Exercise details: Where in the listing does the word "name" appear? Report each line that holds it.

Dataset excerpts:
------------------------------------------------------------------------
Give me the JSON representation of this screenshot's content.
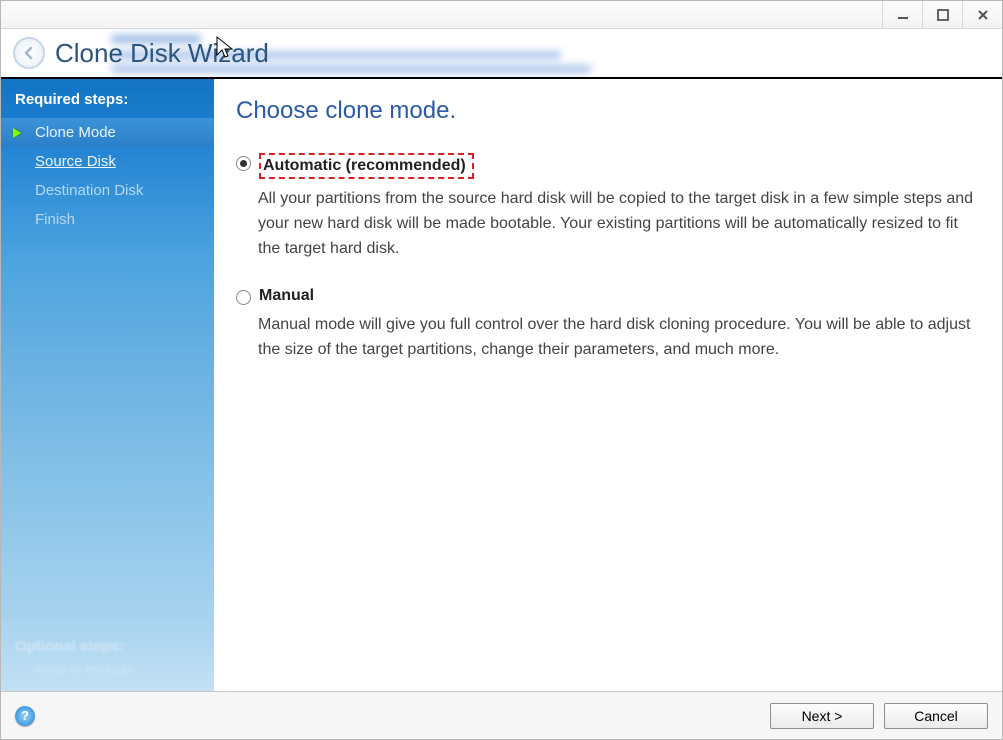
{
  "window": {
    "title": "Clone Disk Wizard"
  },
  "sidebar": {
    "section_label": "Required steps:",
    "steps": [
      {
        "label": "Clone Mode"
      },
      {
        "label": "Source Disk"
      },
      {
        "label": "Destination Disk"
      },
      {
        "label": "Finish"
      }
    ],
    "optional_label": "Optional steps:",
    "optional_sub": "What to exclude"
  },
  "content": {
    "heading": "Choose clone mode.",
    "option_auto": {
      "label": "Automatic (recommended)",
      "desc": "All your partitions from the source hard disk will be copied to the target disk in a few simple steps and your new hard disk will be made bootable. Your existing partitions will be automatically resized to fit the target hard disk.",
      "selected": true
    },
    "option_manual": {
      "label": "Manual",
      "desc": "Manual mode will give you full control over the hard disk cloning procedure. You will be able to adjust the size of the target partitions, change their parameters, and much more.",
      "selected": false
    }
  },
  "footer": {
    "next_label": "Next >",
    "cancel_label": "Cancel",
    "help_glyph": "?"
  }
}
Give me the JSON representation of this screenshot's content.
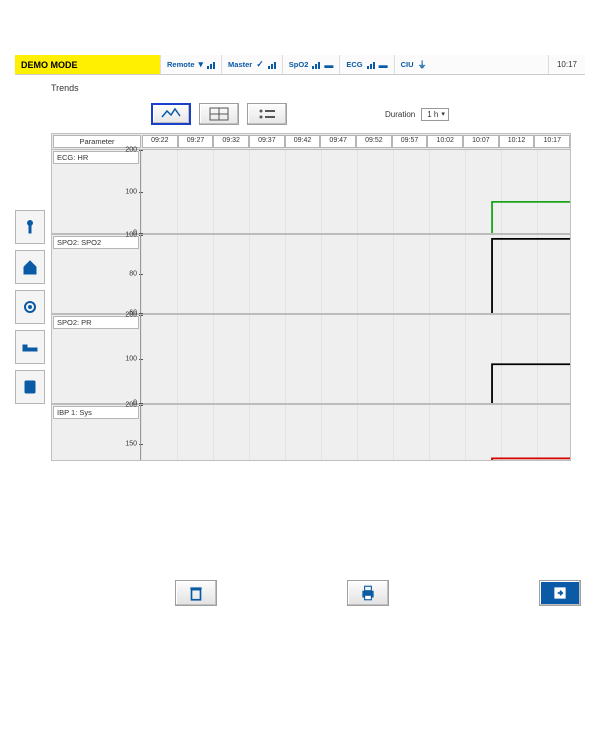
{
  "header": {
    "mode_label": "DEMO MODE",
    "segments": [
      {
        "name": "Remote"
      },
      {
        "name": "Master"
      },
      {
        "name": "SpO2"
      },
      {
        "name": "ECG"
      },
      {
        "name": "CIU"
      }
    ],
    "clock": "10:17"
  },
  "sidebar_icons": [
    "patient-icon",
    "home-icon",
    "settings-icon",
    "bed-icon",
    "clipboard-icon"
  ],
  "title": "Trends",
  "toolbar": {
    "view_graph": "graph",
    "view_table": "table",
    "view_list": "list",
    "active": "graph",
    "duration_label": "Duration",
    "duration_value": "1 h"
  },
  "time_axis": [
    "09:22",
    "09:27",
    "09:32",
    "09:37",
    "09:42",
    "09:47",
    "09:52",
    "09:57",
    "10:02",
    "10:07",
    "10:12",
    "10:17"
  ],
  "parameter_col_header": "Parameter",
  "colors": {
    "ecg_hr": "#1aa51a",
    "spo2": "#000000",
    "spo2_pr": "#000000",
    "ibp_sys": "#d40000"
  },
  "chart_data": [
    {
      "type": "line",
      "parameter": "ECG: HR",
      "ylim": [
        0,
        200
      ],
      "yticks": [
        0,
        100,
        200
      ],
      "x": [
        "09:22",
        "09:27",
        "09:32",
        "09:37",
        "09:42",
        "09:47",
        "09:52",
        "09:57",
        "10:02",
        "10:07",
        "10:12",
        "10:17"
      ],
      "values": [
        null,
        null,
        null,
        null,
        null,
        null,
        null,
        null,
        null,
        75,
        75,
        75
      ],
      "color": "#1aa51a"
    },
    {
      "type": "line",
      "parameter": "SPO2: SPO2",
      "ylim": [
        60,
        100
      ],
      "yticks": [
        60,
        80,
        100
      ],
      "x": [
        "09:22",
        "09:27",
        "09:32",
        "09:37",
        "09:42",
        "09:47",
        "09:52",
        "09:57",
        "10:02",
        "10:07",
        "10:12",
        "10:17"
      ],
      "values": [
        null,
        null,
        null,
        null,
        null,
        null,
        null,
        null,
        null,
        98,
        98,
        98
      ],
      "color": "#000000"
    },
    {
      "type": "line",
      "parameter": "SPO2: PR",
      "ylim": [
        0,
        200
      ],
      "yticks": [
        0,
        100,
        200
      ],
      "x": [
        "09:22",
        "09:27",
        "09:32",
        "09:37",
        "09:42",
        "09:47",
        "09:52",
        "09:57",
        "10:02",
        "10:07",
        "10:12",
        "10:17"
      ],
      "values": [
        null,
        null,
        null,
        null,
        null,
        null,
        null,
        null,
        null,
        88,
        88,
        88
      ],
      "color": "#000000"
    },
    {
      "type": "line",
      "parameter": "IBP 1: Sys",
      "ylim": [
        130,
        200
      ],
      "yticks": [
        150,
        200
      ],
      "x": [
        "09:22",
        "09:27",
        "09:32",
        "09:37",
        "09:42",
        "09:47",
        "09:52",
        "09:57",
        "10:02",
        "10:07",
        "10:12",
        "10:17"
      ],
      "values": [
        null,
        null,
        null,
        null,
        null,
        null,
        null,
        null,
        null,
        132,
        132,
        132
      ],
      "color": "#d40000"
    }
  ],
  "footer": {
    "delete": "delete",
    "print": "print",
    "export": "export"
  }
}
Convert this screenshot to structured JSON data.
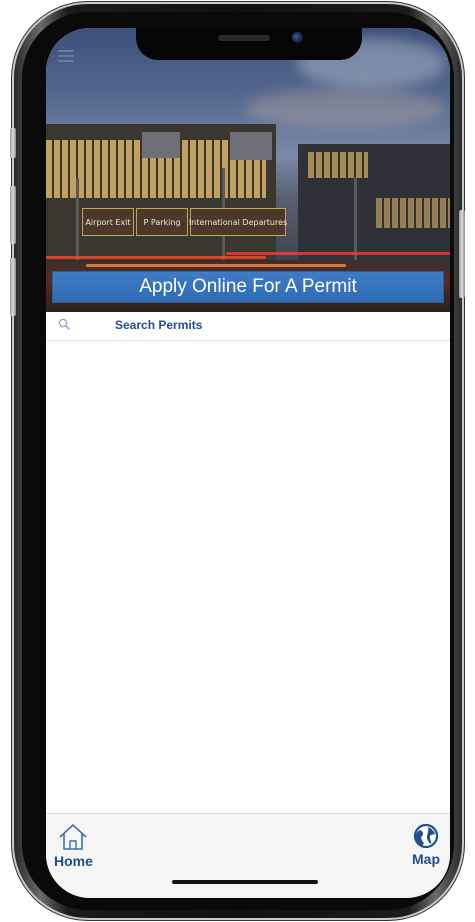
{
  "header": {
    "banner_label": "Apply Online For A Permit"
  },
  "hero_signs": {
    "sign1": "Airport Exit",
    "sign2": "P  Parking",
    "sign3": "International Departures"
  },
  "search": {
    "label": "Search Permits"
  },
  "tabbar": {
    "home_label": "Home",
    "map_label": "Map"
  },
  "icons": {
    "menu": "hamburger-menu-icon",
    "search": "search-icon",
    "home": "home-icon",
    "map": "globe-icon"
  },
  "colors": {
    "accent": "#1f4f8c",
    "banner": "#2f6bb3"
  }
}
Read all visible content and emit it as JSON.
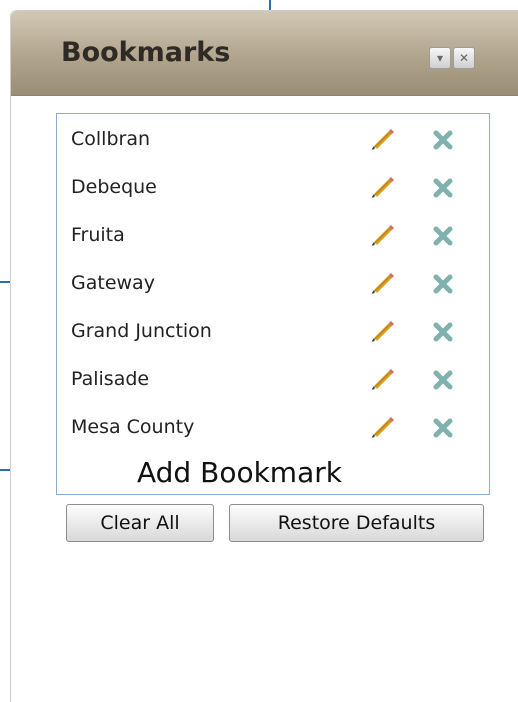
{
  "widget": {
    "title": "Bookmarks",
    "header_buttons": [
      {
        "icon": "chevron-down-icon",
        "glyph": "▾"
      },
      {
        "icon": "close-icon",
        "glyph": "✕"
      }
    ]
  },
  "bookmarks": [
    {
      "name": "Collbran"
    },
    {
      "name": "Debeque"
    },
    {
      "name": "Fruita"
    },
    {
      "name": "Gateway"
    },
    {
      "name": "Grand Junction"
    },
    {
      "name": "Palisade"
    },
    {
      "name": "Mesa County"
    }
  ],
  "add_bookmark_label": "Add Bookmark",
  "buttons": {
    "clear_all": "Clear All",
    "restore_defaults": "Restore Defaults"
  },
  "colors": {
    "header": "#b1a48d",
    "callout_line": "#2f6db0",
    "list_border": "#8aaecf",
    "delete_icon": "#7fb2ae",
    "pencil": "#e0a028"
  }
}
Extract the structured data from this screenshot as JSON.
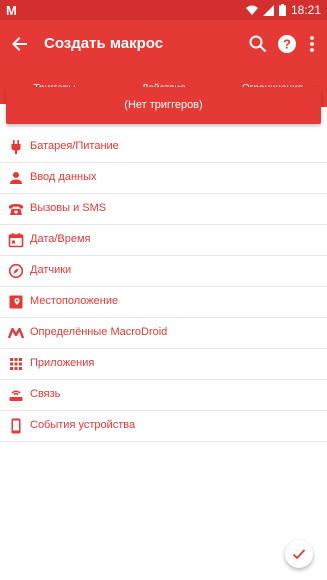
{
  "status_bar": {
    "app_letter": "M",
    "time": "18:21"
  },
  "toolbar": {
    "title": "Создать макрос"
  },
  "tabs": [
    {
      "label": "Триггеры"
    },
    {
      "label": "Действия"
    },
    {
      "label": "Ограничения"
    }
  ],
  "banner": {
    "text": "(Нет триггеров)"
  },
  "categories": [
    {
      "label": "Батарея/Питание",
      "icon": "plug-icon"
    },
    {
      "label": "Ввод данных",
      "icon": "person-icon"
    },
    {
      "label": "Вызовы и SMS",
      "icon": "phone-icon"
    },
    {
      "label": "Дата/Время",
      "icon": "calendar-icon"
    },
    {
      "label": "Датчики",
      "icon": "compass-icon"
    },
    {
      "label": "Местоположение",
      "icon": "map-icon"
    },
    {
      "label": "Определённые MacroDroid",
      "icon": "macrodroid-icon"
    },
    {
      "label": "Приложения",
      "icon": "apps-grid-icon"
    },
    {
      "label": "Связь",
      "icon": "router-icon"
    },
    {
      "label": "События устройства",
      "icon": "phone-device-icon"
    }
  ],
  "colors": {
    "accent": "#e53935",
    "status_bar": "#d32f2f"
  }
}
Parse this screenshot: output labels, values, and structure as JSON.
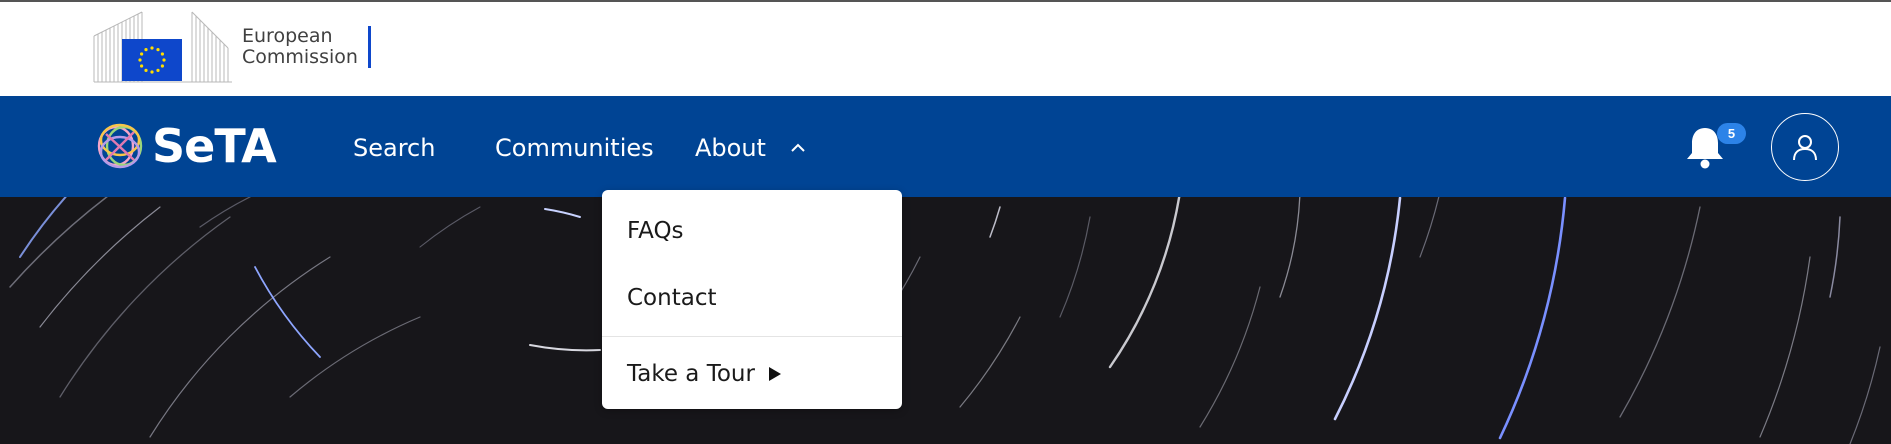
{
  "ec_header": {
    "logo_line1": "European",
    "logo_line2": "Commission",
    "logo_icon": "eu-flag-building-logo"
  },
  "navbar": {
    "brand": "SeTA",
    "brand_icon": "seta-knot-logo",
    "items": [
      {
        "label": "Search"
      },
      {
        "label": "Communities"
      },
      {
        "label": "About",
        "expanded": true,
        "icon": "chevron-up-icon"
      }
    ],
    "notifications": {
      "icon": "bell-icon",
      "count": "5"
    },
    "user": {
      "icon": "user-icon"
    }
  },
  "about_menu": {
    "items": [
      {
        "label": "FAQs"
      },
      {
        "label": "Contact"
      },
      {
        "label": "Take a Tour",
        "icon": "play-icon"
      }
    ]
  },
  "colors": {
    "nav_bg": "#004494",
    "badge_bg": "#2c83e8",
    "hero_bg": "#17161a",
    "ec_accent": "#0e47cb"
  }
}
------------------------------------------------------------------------
Response:
        "name": "Remote"
        "name": "Master"
        "name": "SpO2"
        "name": "ECG"
        "name": "CIU"
      "name": "Collbran"
      "name": "Debeque"
      "name": "Fruita"
      "name": "Gateway"
      "name": "Grand Junction"
      "name": "Palisade"
      "name": "Mesa County"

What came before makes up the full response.